HRI researcher awarded prestigious prize

Awards and Achievements

Jun Yuan, post-doctoral scientist with our Translational Research Group, was recently awarded the Ralph Reader Basic Science Prize at the recent Cardiology Society of Australia and New Zealand (CSANZ) 2015 annual meeting in Melbourne. 

The prize, which Jun describes as both “a great honour” and “a big achievement”, is awarded by a panel of judges based on the quality of research. The meeting was attended by more than 2,300 cardiologists, technologists, researchers, trainees, surgeons, physicians, nurses and students.

“The Ralph Reader Prize is one of the most prestigious awards in cardiovascular research in Australasia”, says HRI Translational Research Group Leader, Associate Professor Martin Ng. 

“The HRI was exceptionally well represented among the award finalists this year, having two out of three finalists for the Basic Science Prize (Jun Yuan and Monica Lam) and having one of three finalists for the Clinical Research Prize (Stacey Robertson)”, he says. 

“All our candidates presented their work very well and strongly represented the high quality work of our Institute.”

Previous
Next

Related news

HRI awarded Best Scientific Presentation Award at SOMANZ

HRI's Dr Katrina Chau has been awarded Best Scientific Presentation at the 2017 Annual Scientific Meeting held by the Society of Obstetric Medicine of Australia and New Zealand (SOMANZ) in conjunction with the Australasian Diabetes in Pregnancy Society (ADIPS). 

Read more

HRI awarded Best Scientific Presentation Award at SOMANZ

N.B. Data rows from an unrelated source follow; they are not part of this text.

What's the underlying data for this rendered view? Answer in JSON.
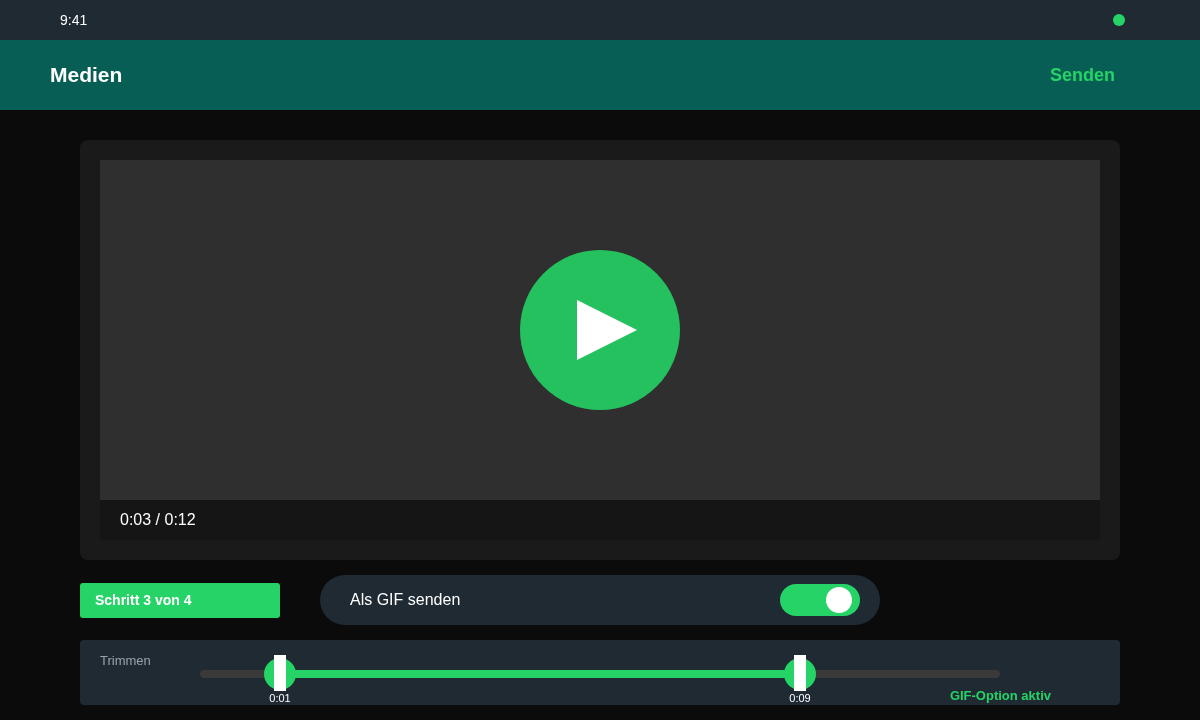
{
  "status_bar": {
    "time": "9:41"
  },
  "header": {
    "title": "Medien",
    "action": "Senden"
  },
  "video": {
    "time": "0:03 / 0:12"
  },
  "step": "Schritt 3 von 4",
  "gif_toggle": {
    "label": "Als GIF senden",
    "on": true
  },
  "trim": {
    "label": "Trimmen",
    "start": {
      "level": 0.1,
      "reading": "0:01"
    },
    "end": {
      "level": 0.75,
      "reading": "0:09"
    },
    "status": "GIF-Option aktiv"
  }
}
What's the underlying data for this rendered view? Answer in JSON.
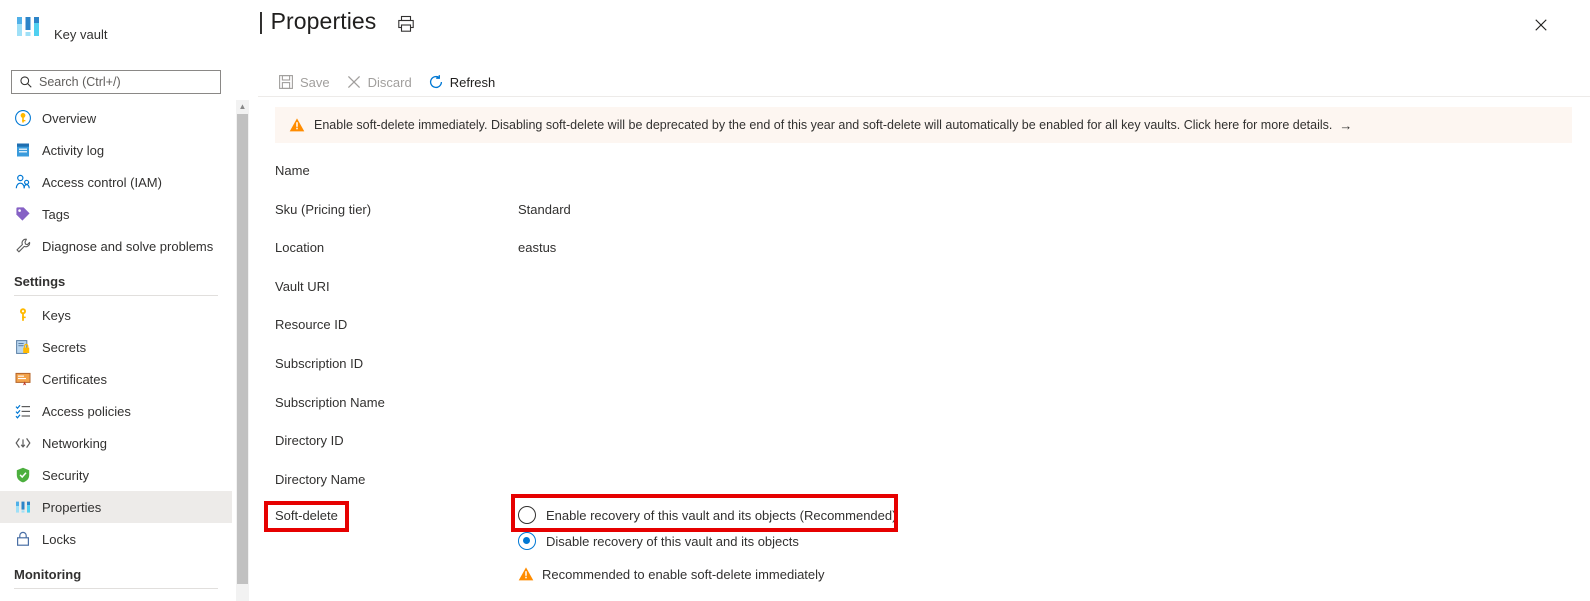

HRI's Dr Katrina Chau has been awarded Best Scientific Presentation at the 2017 Annual Scientific Meeting held by the Society of Obstetric Medicine of Australia and New Zealand (SOMANZ) in conjunction with the Australasian Diabetes in Pregnancy Society (ADIPS). 

Read more

Glowing Stem Cells Mend Broken Hearts

HRI researcher is heralding hope for broken hearts with a cutting-edge tool that helps scientists fast-track exciting new therapies to mend damaged organs.

Richard Tan from the Heart Research Institute in Sydney has developed a glowing stem cell tracker model that could change the way the science community develops life-saving tissue therapies.

Read more